## [REQUIRED ACTION]
Extract every record, keeping each one exactly as it is.

● ● ● ●

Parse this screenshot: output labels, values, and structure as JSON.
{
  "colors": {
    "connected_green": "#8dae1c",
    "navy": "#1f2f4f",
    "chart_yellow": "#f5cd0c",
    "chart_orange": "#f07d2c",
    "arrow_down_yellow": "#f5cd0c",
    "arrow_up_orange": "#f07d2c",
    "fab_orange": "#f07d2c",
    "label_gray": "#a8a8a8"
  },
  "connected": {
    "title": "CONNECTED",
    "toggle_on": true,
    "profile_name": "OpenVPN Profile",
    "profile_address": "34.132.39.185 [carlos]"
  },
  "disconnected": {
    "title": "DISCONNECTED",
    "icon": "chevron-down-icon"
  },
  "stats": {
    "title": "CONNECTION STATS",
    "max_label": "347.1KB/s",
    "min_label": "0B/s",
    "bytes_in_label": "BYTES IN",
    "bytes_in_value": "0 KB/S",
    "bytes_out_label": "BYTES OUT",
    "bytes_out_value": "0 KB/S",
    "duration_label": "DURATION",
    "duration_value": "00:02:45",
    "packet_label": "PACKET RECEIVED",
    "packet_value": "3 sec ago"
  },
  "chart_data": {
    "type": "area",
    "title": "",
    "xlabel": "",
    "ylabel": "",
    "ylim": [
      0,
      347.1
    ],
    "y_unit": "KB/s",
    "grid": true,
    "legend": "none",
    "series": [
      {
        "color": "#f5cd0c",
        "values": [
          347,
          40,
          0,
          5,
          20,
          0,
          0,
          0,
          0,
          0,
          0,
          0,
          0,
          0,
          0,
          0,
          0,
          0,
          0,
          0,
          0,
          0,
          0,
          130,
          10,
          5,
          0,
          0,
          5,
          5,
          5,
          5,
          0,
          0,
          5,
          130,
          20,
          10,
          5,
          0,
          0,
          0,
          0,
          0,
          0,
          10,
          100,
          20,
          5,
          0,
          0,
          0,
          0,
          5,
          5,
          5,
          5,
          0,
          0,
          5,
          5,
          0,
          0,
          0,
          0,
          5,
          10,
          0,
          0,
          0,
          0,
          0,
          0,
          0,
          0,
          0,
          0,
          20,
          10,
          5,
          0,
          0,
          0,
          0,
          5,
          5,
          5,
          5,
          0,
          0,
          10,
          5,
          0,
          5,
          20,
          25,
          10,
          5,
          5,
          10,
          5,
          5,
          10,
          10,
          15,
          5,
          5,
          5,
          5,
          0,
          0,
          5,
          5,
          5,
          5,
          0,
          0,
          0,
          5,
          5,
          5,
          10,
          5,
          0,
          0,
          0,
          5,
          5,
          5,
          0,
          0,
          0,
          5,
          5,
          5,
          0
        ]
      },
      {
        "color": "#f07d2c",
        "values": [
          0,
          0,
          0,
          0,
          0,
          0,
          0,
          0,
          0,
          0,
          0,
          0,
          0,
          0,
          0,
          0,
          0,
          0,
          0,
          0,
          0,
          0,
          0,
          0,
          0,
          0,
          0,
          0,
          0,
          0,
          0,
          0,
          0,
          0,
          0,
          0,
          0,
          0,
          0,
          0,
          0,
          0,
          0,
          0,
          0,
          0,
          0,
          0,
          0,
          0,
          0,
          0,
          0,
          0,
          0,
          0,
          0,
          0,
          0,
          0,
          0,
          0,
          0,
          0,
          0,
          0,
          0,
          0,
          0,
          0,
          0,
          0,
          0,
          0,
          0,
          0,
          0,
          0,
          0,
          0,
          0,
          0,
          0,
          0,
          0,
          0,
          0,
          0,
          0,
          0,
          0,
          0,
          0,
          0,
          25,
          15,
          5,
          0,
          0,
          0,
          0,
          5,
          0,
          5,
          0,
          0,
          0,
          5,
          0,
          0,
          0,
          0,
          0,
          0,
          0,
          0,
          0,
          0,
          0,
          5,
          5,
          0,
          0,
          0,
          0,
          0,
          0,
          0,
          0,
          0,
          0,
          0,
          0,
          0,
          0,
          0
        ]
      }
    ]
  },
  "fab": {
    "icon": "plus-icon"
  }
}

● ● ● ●

## [RESPONSE BOX]
Parse this screenshot: output labels, values, and structure as JSON.
{
  "colors": {
    "connected_green": "#8dae1c",
    "navy": "#1f2f4f",
    "chart_yellow": "#f5cd0c",
    "chart_orange": "#f07d2c",
    "arrow_down_yellow": "#f5cd0c",
    "arrow_up_orange": "#f07d2c",
    "fab_orange": "#f07d2c",
    "label_gray": "#a8a8a8"
  },
  "connected": {
    "title": "CONNECTED",
    "toggle_on": true,
    "profile_name": "OpenVPN Profile",
    "profile_address": "34.132.39.185 [carlos]"
  },
  "disconnected": {
    "title": "DISCONNECTED",
    "icon": "chevron-down-icon"
  },
  "stats": {
    "title": "CONNECTION STATS",
    "max_label": "347.1KB/s",
    "min_label": "0B/s",
    "bytes_in_label": "BYTES IN",
    "bytes_in_value": "0 KB/S",
    "bytes_out_label": "BYTES OUT",
    "bytes_out_value": "0 KB/S",
    "duration_label": "DURATION",
    "duration_value": "00:02:45",
    "packet_label": "PACKET RECEIVED",
    "packet_value": "3 sec ago"
  },
  "chart_data": {
    "type": "area",
    "title": "",
    "xlabel": "",
    "ylabel": "",
    "ylim": [
      0,
      347.1
    ],
    "y_unit": "KB/s",
    "grid": true,
    "legend": "none",
    "series": [
      {
        "color": "#f5cd0c",
        "values": [
          347,
          40,
          0,
          5,
          20,
          0,
          0,
          0,
          0,
          0,
          0,
          0,
          0,
          0,
          0,
          0,
          0,
          0,
          0,
          0,
          0,
          0,
          0,
          130,
          10,
          5,
          0,
          0,
          5,
          5,
          5,
          5,
          0,
          0,
          5,
          130,
          20,
          10,
          5,
          0,
          0,
          0,
          0,
          0,
          0,
          10,
          100,
          20,
          5,
          0,
          0,
          0,
          0,
          5,
          5,
          5,
          5,
          0,
          0,
          5,
          5,
          0,
          0,
          0,
          0,
          5,
          10,
          0,
          0,
          0,
          0,
          0,
          0,
          0,
          0,
          0,
          0,
          20,
          10,
          5,
          0,
          0,
          0,
          0,
          5,
          5,
          5,
          5,
          0,
          0,
          10,
          5,
          0,
          5,
          20,
          25,
          10,
          5,
          5,
          10,
          5,
          5,
          10,
          10,
          15,
          5,
          5,
          5,
          5,
          0,
          0,
          5,
          5,
          5,
          5,
          0,
          0,
          0,
          5,
          5,
          5,
          10,
          5,
          0,
          0,
          0,
          5,
          5,
          5,
          0,
          0,
          0,
          5,
          5,
          5,
          0
        ]
      },
      {
        "color": "#f07d2c",
        "values": [
          0,
          0,
          0,
          0,
          0,
          0,
          0,
          0,
          0,
          0,
          0,
          0,
          0,
          0,
          0,
          0,
          0,
          0,
          0,
          0,
          0,
          0,
          0,
          0,
          0,
          0,
          0,
          0,
          0,
          0,
          0,
          0,
          0,
          0,
          0,
          0,
          0,
          0,
          0,
          0,
          0,
          0,
          0,
          0,
          0,
          0,
          0,
          0,
          0,
          0,
          0,
          0,
          0,
          0,
          0,
          0,
          0,
          0,
          0,
          0,
          0,
          0,
          0,
          0,
          0,
          0,
          0,
          0,
          0,
          0,
          0,
          0,
          0,
          0,
          0,
          0,
          0,
          0,
          0,
          0,
          0,
          0,
          0,
          0,
          0,
          0,
          0,
          0,
          0,
          0,
          0,
          0,
          0,
          0,
          25,
          15,
          5,
          0,
          0,
          0,
          0,
          5,
          0,
          5,
          0,
          0,
          0,
          5,
          0,
          0,
          0,
          0,
          0,
          0,
          0,
          0,
          0,
          0,
          0,
          5,
          5,
          0,
          0,
          0,
          0,
          0,
          0,
          0,
          0,
          0,
          0,
          0,
          0,
          0,
          0,
          0
        ]
      }
    ]
  },
  "fab": {
    "icon": "plus-icon"
  }
}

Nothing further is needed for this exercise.